Seeking dollars for the arts
On our article on the need for funding for local arts organizations, including a proposal for a 1 percent tax on development projects: Roz Goldman is correct. We've been discussing this since the days of the Rochester Association of Art Dealers and Monroe County's Airport Art Commission.
There is enough blame to go around, but it falls squarely in the Rochester City Council and the Arts and Cultural Council. Municipalities have been doing this since the late '80s (Los Angeles), and the federal government has been doing it longer (late '50s).
What should not happen at Parcel 5
As the community reconsiders what to do with Parcel 5 in the wake of RBTL's decision to move its proposed theater elsewhere, we must stay aware of an inescapable reality. Parcel 5 is a relatively small lot – just 1.1 acres – surrounded by a densely-packed residential neighborhood. Whatever happens to Parcel 5, the needs of those living in the buildings on its immediate periphery must be carefully considered.
This has become an issue because a number of groups and individuals have put forward the vision of using Parcel 5 as an entertainment venue and town square where concerts, festivals, and similar events could be held. But have the advocates of this plan thought through the implications of employing high-powered sound systems on a regular basis in such a narrow, confined place with over 1,300 people – nearly 20 percent of the downtown population – in the range of the loudspeakers?
I am a resident of one of the buildings surrounding Parcel 5 and genuinely love living downtown, but on the occasions when loud sound has been blasted at my apartment, it has been anything but pleasant. A key reason is that, from an acoustic standpoint, Parcel 5 resembles a canyon, with sound waves bouncing off all the surrounding buildings until they become amplified further and highly distorted.
This was apparent last summer when Parcel 5 hosted an outdoor movie. The soundtrack truly invaded my home, and almost certainly those of my neighbors as well, making it impossible to carry on normal life. It became so intrusive that it was hard to hold a conversation, watch television, or do anything else, and there was no way to shut it off. Most striking, it was so muddled that it was impossible to make out any words.
The same problem occurred when two stray musicians set up an electronic keyboard and drums in the middle of Parcel 5 one afternoon and beamed their music out on an amplifier. I'm sure they assumed they had every right to play in a public space. I'm equally sure they did not for a moment consider the impact on folks in the surrounding buildings.
Those of us who live downtown realize that we can't expect the quiet of a suburban street, nor do we want that. Parades and occasional high-decibel events like the Jazz and Fringe Festivals are what we signed up for. We strongly support efforts to make the city more lively. But to have high-powered sound systems firing at us on a regular basis is not sustainable.
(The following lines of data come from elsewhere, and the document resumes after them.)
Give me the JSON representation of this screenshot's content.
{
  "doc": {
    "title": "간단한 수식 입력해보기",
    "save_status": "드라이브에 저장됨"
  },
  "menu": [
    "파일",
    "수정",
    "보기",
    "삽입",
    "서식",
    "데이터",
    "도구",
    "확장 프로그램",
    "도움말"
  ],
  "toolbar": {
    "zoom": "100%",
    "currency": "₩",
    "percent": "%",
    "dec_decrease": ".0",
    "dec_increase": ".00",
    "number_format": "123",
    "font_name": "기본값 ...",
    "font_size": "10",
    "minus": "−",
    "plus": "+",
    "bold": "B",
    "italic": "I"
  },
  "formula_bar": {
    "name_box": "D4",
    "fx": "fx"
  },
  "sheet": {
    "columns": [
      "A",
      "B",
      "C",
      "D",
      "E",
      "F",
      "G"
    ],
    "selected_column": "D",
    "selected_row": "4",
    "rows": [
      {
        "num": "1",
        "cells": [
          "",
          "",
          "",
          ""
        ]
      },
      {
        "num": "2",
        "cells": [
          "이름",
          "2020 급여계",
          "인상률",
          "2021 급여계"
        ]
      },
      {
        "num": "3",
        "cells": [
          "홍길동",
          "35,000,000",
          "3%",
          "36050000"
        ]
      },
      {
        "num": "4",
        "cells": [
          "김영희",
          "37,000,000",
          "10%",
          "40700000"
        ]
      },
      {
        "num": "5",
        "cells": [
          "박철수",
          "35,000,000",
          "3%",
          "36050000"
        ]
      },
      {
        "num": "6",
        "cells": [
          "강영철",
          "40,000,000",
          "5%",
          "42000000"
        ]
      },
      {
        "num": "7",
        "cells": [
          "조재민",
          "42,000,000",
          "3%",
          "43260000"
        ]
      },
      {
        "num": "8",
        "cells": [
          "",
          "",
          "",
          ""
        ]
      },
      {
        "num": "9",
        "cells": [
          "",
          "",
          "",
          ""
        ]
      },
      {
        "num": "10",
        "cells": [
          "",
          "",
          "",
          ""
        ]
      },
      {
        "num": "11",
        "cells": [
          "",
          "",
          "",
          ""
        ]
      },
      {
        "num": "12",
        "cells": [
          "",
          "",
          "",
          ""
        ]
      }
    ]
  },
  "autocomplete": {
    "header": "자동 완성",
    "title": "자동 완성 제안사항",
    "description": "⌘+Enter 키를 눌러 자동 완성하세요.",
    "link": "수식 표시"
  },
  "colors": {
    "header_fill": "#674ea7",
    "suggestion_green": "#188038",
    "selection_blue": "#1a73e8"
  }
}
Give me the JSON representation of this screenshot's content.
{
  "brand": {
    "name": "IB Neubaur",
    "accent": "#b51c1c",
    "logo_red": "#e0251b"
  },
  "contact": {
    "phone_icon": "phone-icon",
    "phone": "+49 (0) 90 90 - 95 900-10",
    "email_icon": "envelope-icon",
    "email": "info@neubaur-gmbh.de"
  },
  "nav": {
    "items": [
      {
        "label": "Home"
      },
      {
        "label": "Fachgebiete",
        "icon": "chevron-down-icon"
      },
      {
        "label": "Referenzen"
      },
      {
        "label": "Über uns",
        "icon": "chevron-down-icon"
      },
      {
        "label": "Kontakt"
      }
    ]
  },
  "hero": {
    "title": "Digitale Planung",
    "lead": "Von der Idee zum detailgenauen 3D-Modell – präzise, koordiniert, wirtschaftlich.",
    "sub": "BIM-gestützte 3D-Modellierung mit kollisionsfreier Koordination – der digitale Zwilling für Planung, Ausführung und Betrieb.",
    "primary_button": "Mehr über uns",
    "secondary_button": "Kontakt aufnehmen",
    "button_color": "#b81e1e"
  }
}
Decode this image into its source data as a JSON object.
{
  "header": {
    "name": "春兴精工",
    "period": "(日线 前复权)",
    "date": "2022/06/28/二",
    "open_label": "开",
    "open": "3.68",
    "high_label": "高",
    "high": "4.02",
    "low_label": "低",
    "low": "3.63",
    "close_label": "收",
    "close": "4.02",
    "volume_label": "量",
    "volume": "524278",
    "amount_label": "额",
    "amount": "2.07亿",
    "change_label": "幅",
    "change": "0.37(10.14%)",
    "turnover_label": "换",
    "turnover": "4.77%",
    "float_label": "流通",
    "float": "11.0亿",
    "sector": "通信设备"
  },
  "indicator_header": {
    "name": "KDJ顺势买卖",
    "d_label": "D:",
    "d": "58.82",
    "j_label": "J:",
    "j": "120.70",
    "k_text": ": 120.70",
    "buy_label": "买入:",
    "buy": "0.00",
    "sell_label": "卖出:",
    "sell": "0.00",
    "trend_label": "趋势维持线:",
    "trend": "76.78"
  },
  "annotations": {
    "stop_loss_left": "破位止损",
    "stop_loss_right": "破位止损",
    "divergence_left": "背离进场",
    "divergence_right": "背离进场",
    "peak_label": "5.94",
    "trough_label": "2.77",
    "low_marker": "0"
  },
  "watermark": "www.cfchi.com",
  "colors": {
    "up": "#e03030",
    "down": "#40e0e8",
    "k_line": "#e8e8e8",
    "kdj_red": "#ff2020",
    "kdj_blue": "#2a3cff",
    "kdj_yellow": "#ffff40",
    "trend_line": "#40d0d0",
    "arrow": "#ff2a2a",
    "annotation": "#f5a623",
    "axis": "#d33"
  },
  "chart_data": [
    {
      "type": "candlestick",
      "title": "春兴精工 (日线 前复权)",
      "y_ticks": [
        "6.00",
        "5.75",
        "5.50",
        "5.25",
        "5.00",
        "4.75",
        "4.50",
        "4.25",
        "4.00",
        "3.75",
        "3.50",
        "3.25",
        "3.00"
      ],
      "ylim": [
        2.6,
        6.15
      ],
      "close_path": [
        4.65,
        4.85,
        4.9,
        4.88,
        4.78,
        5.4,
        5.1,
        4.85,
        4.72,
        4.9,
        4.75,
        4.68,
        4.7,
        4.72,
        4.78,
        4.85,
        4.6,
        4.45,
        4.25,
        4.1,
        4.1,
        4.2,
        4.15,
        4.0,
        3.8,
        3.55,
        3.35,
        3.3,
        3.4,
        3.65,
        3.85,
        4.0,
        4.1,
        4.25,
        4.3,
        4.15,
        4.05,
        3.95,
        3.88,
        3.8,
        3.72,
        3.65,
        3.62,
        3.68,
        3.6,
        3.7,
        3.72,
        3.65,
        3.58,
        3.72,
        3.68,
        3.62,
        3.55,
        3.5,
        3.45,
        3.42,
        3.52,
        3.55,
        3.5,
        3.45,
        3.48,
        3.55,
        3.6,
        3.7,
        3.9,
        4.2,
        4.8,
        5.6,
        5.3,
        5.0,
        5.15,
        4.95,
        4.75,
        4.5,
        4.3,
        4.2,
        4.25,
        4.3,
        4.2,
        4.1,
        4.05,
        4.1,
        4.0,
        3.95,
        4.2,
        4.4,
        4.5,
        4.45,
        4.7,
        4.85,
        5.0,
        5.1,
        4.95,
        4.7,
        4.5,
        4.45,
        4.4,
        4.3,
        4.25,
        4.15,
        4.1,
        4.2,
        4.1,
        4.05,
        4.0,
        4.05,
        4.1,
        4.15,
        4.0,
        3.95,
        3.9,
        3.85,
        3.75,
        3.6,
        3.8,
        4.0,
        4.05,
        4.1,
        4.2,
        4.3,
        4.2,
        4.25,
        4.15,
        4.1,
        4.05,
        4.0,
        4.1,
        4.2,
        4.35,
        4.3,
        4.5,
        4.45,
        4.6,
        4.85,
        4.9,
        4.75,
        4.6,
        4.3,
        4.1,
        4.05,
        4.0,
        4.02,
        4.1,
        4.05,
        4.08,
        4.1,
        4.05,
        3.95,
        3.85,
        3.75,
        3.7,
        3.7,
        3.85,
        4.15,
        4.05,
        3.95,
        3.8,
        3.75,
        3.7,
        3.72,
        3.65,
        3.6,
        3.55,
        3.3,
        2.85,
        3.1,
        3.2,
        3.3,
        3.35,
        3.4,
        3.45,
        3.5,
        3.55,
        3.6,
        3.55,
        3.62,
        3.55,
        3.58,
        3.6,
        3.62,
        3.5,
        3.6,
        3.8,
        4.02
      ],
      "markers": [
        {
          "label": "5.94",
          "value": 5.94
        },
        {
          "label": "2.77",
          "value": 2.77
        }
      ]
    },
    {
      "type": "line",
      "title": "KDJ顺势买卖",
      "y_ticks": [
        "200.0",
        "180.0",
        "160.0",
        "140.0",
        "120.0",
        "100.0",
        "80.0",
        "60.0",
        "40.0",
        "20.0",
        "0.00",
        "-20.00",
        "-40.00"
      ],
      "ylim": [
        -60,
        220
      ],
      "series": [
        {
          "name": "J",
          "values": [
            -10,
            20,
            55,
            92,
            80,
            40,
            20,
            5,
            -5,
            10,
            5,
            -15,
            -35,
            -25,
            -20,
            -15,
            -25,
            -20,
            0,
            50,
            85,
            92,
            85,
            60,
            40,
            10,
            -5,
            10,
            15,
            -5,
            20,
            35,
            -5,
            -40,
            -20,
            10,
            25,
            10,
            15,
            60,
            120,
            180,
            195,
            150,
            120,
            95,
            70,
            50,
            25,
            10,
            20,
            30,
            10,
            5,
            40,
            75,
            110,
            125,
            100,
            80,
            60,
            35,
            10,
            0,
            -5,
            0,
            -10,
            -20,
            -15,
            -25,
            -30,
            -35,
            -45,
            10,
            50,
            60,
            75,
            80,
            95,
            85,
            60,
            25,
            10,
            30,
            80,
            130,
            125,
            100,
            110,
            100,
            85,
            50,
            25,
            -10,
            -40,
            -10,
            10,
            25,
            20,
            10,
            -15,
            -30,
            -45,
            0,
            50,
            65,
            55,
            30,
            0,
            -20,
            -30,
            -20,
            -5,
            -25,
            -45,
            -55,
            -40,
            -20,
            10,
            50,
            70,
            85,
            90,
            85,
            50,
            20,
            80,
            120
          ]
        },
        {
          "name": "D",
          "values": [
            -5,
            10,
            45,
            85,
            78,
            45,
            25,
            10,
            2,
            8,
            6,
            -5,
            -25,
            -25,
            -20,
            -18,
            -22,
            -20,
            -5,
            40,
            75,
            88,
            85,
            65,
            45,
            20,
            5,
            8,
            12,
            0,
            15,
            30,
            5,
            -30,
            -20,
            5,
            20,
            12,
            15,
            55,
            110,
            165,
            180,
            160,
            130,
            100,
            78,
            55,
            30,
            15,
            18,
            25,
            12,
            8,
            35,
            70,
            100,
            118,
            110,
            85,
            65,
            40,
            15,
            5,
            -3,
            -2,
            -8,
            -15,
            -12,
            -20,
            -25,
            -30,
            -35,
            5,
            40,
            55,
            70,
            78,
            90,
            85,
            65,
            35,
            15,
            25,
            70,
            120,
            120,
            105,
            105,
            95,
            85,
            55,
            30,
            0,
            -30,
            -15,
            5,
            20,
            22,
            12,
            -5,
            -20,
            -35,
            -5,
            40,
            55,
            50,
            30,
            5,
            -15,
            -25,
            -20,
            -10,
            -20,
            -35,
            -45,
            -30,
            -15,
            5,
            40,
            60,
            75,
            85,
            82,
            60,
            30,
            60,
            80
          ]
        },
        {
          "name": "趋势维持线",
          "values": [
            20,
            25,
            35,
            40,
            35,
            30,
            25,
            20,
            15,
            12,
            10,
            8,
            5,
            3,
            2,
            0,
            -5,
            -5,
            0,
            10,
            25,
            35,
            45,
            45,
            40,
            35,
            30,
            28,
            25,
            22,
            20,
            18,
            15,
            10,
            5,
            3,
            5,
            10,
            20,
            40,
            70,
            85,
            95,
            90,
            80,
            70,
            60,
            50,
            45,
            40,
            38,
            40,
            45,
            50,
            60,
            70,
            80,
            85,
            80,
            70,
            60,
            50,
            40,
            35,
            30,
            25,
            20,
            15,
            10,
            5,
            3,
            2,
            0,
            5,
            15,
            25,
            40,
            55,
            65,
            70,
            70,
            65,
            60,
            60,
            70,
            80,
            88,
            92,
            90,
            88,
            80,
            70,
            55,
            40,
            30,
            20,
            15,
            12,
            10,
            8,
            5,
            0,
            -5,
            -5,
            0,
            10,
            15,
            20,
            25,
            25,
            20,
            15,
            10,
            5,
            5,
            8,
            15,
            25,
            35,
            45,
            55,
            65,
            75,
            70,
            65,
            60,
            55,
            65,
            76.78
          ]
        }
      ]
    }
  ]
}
The activists who urge converting the space to an entertainment venue point to similar projects in cities like Detroit, Cleveland, Columbus, and Buffalo. But the fact is that those sites are almost entirely surrounded by office buildings and are much larger than Parcel 5. (Those in Cleveland and Columbus, Ohio, are 10 and 6 acres, respectively). What works there would not work here.
It is safe to predict, based on what we know about how people typically react in these situations, that using Parcel 5 for concerts and festivals from spring through fall would lead to many current residents moving out. One can also imagine a flood of litigation directed against the city to force it to adhere to its noise abatement codes. Given all the effort poured into convincing people to live downtown, this should be the last thing those concerned with Rochester's development would want.
Moreover, turning Parcel 5 into a concert space seems especially unnecessary given the availability of Martin Luther King, Jr. Park nearby. It has a sizable stage, a light tower, and is not surrounded by residential structures. The city already holds its very successful Thursdays in the Park series there, and the Jazz Festival has used it as a large-scale outdoor venue.
Clearly, a great deal of discussion must take place before the city decides the fate of Parcel 5. Perhaps some compromise can be reached that would satisfy those who want it to be an entertainment center, but the very real constraints of its physical configuration make me skeptical.